Stored entries
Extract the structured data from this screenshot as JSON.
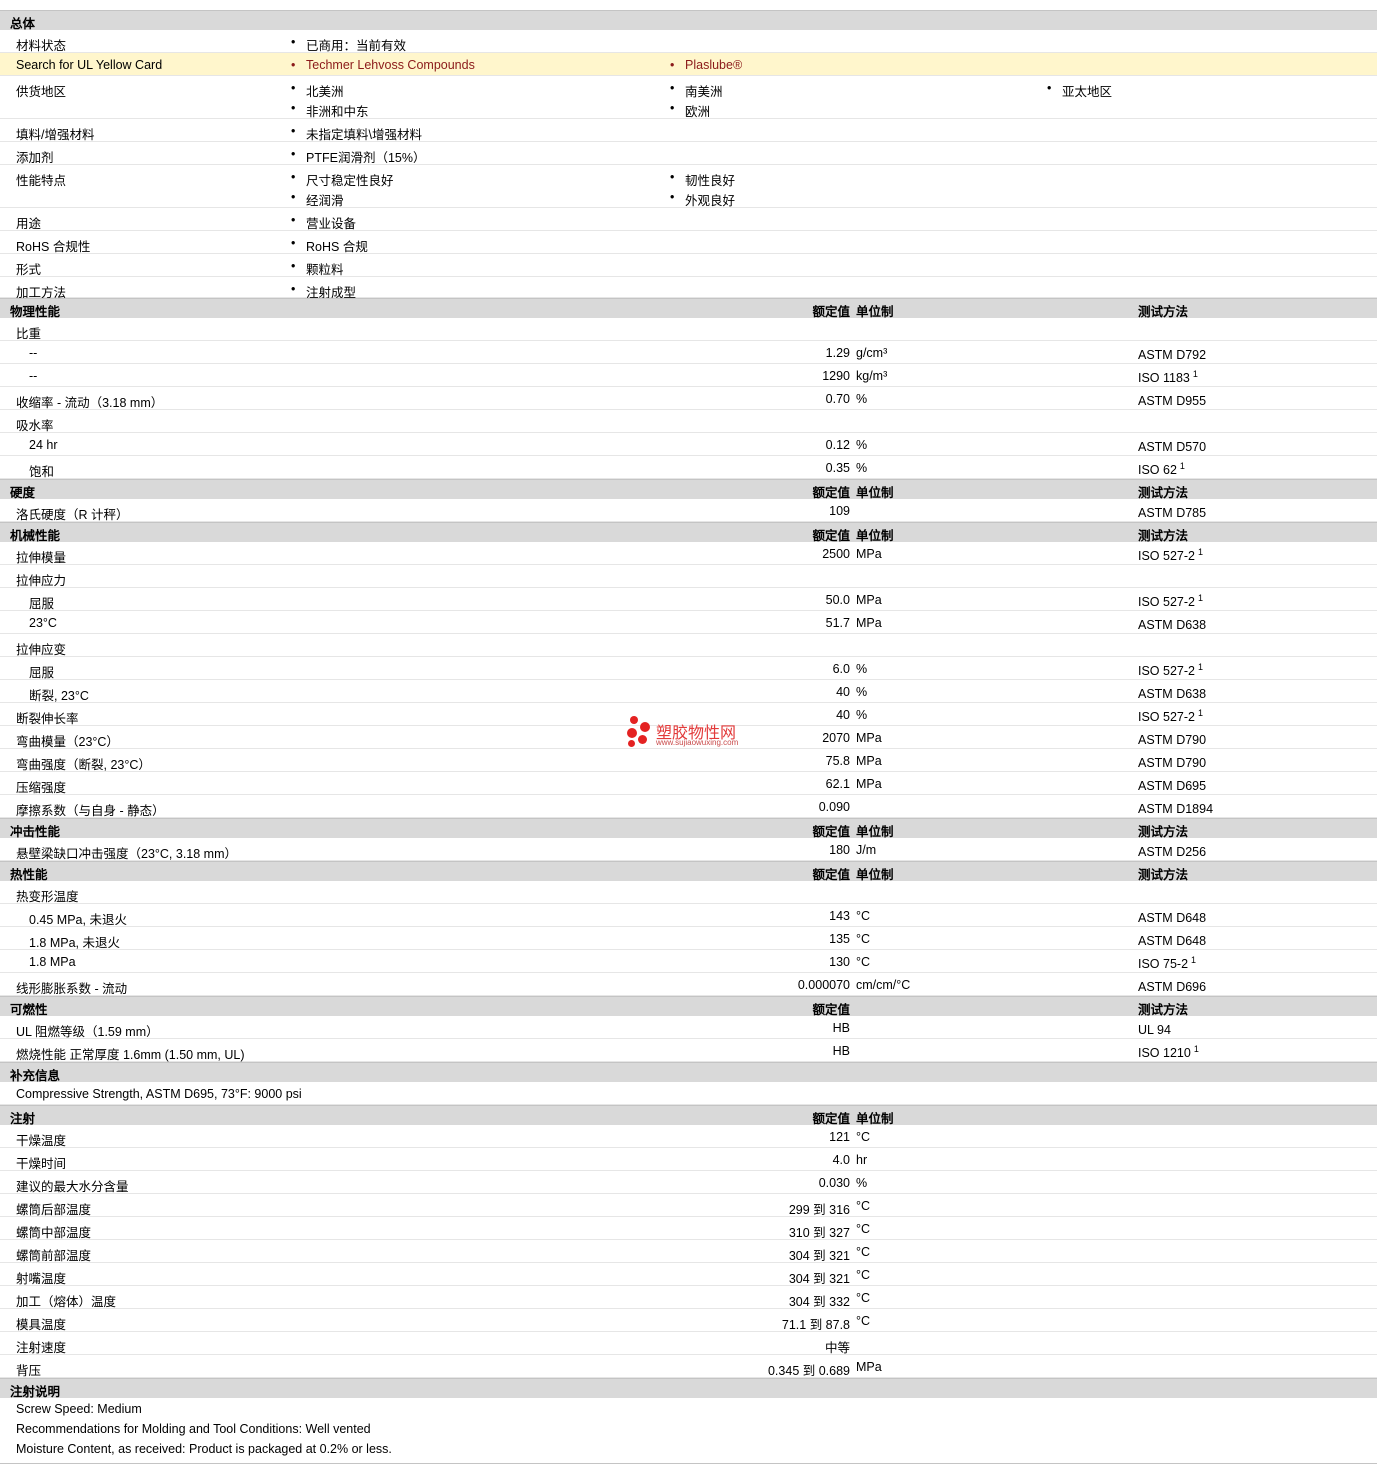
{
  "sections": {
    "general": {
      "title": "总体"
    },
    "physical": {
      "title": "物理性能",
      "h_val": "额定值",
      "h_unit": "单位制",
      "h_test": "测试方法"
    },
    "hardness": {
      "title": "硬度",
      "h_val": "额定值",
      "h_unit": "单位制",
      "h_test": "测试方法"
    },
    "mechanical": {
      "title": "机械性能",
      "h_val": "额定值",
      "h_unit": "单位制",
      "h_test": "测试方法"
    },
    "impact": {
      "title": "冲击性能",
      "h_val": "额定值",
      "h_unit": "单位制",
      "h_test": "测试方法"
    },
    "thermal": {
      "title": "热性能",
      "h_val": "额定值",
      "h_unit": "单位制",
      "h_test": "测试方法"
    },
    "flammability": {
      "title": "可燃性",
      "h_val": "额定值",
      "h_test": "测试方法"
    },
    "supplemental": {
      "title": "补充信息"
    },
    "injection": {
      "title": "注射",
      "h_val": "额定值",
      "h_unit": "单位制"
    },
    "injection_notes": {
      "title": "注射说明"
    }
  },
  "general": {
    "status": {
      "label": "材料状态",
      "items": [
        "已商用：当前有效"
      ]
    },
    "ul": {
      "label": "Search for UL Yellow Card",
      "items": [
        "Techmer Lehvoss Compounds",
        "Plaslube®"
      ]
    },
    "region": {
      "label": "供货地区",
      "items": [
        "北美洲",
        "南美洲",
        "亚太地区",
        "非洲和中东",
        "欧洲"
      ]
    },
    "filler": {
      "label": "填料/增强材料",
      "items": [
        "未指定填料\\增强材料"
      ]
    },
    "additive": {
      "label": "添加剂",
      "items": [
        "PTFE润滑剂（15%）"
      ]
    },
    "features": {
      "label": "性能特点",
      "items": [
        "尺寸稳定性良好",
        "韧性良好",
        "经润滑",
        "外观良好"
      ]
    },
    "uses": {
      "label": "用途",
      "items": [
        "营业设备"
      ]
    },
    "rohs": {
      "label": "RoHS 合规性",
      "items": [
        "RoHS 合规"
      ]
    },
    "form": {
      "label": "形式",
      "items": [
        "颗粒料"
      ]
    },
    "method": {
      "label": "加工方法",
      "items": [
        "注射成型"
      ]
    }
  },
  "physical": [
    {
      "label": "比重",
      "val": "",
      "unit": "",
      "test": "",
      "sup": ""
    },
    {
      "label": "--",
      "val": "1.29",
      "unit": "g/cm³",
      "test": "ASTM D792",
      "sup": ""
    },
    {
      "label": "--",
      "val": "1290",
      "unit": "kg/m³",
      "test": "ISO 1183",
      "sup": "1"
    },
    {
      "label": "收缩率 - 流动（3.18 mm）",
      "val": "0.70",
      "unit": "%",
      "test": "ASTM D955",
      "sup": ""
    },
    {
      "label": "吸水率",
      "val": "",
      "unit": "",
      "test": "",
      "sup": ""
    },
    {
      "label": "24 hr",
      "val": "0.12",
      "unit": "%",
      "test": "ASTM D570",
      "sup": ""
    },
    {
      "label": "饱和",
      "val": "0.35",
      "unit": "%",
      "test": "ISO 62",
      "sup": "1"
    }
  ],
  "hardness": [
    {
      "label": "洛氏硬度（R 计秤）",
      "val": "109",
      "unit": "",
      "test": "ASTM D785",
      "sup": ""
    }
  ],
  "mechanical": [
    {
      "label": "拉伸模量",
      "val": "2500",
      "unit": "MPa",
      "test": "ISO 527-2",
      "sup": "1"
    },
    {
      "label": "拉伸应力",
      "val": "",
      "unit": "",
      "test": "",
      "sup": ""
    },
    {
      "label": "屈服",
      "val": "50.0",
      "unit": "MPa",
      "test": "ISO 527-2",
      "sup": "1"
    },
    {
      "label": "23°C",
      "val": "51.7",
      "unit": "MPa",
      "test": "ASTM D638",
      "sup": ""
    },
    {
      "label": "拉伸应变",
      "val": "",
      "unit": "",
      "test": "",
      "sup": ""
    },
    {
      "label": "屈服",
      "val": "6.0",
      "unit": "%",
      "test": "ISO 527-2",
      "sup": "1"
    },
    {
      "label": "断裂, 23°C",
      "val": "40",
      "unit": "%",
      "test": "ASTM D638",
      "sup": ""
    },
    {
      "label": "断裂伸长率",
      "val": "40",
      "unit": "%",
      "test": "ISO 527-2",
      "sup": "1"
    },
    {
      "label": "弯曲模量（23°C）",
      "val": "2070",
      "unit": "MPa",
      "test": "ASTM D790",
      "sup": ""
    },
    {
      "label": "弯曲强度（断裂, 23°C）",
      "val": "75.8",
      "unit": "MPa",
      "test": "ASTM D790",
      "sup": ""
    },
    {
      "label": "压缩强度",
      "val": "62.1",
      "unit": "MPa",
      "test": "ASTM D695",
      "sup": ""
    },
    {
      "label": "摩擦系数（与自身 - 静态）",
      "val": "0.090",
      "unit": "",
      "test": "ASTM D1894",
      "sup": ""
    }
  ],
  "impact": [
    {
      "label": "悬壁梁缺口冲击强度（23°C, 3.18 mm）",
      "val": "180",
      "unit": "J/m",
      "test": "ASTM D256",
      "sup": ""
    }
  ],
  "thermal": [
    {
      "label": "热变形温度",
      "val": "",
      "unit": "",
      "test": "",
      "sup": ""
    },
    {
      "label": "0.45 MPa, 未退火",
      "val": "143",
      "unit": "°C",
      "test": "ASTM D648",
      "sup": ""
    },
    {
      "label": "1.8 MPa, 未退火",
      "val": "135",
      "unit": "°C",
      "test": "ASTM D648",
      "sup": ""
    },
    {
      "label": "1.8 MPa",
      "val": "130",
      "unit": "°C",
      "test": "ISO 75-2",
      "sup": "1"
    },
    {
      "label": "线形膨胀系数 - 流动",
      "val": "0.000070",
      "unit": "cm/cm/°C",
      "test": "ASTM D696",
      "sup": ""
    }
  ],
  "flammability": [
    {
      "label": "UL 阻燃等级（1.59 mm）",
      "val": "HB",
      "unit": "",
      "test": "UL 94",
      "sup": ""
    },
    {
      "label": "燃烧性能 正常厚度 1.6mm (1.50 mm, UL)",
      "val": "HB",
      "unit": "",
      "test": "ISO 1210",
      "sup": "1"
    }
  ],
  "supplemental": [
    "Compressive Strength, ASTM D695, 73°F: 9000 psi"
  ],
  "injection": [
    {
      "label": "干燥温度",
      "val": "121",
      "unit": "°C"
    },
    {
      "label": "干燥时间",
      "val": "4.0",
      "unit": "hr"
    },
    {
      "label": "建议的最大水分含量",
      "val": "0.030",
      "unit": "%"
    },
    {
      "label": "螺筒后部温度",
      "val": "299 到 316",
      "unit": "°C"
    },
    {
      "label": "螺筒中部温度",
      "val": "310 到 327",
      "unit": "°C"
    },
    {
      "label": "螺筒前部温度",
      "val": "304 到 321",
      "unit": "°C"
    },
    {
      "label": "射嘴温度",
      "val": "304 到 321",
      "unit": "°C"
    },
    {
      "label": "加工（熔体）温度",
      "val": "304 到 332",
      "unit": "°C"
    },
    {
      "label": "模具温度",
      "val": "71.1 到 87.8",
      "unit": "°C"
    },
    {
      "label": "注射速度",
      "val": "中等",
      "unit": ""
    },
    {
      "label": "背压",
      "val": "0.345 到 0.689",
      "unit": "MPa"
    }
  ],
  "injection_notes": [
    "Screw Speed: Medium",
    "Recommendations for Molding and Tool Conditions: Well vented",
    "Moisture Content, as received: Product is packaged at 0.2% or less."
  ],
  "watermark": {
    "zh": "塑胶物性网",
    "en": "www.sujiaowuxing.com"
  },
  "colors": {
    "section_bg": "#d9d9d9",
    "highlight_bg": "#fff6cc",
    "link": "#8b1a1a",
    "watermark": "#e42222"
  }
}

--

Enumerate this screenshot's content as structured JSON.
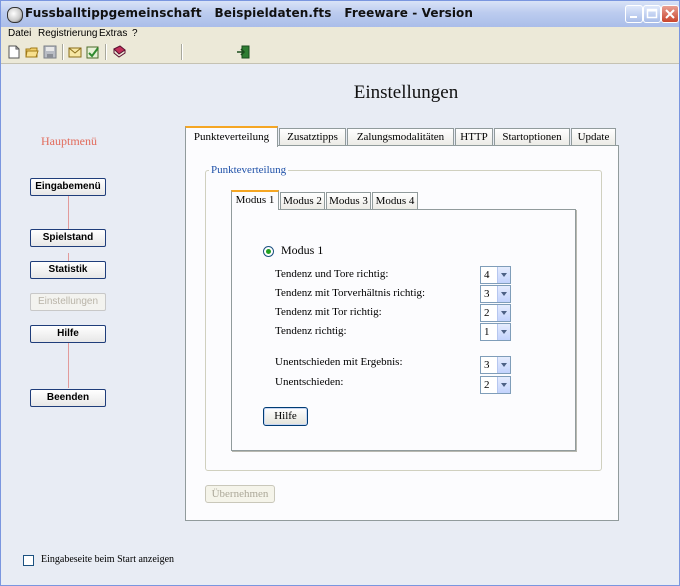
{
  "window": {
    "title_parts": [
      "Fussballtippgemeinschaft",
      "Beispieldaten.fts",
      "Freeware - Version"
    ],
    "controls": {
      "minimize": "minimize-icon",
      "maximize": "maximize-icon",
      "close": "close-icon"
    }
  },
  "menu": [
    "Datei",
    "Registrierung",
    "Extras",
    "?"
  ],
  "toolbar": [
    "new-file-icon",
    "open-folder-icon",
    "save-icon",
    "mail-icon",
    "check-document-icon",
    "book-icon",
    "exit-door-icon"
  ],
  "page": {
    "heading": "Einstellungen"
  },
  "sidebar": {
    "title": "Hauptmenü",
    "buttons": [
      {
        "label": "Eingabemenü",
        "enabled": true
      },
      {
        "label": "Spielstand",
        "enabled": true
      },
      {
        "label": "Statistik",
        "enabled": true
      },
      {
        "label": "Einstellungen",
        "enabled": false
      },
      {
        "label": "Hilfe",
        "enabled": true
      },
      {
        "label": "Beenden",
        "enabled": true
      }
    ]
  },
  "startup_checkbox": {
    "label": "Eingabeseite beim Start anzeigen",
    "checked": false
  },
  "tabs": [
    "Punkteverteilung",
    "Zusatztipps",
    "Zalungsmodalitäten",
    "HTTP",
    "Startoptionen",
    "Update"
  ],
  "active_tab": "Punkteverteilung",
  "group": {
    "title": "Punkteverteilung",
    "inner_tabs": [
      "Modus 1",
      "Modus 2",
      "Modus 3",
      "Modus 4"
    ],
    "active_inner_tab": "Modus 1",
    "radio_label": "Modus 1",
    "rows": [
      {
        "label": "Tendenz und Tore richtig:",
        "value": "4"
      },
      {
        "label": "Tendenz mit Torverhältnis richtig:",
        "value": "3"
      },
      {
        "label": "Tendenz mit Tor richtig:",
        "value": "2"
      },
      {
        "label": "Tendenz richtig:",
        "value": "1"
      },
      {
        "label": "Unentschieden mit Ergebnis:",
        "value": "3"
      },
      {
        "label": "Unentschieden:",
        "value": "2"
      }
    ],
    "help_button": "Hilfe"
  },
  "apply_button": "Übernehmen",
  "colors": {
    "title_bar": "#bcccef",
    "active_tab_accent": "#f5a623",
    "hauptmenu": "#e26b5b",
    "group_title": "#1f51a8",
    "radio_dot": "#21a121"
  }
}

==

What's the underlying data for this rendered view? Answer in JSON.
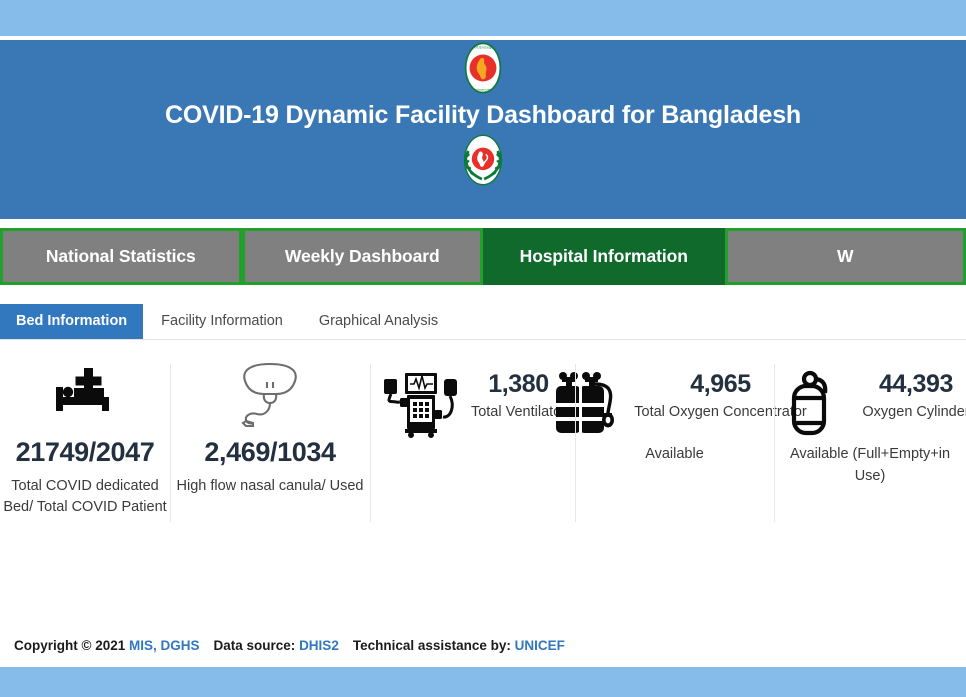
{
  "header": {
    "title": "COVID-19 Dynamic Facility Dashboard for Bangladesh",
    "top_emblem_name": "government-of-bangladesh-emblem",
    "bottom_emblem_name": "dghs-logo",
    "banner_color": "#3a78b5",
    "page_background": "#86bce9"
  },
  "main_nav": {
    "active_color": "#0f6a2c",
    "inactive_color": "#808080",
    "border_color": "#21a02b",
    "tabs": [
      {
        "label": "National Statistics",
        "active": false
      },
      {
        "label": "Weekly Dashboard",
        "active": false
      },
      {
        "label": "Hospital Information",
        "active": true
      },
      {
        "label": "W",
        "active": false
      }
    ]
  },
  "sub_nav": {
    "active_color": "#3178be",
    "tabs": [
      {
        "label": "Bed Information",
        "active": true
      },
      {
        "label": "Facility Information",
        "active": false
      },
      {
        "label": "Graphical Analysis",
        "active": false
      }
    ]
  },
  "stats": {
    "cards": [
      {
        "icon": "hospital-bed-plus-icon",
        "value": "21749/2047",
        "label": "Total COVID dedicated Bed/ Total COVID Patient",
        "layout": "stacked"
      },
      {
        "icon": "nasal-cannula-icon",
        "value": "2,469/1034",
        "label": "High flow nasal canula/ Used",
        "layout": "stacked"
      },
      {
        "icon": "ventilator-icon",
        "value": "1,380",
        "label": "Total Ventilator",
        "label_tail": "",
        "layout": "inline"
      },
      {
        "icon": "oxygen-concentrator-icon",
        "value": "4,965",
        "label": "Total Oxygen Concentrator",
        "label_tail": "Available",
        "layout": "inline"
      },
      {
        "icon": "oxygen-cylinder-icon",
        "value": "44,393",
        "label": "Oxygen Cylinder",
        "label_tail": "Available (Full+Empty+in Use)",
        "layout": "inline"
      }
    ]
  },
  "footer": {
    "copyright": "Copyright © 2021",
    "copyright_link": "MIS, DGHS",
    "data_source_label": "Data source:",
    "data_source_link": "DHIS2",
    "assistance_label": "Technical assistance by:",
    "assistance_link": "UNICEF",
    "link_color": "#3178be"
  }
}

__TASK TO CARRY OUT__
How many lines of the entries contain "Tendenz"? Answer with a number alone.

__ANSWER SECTION__
4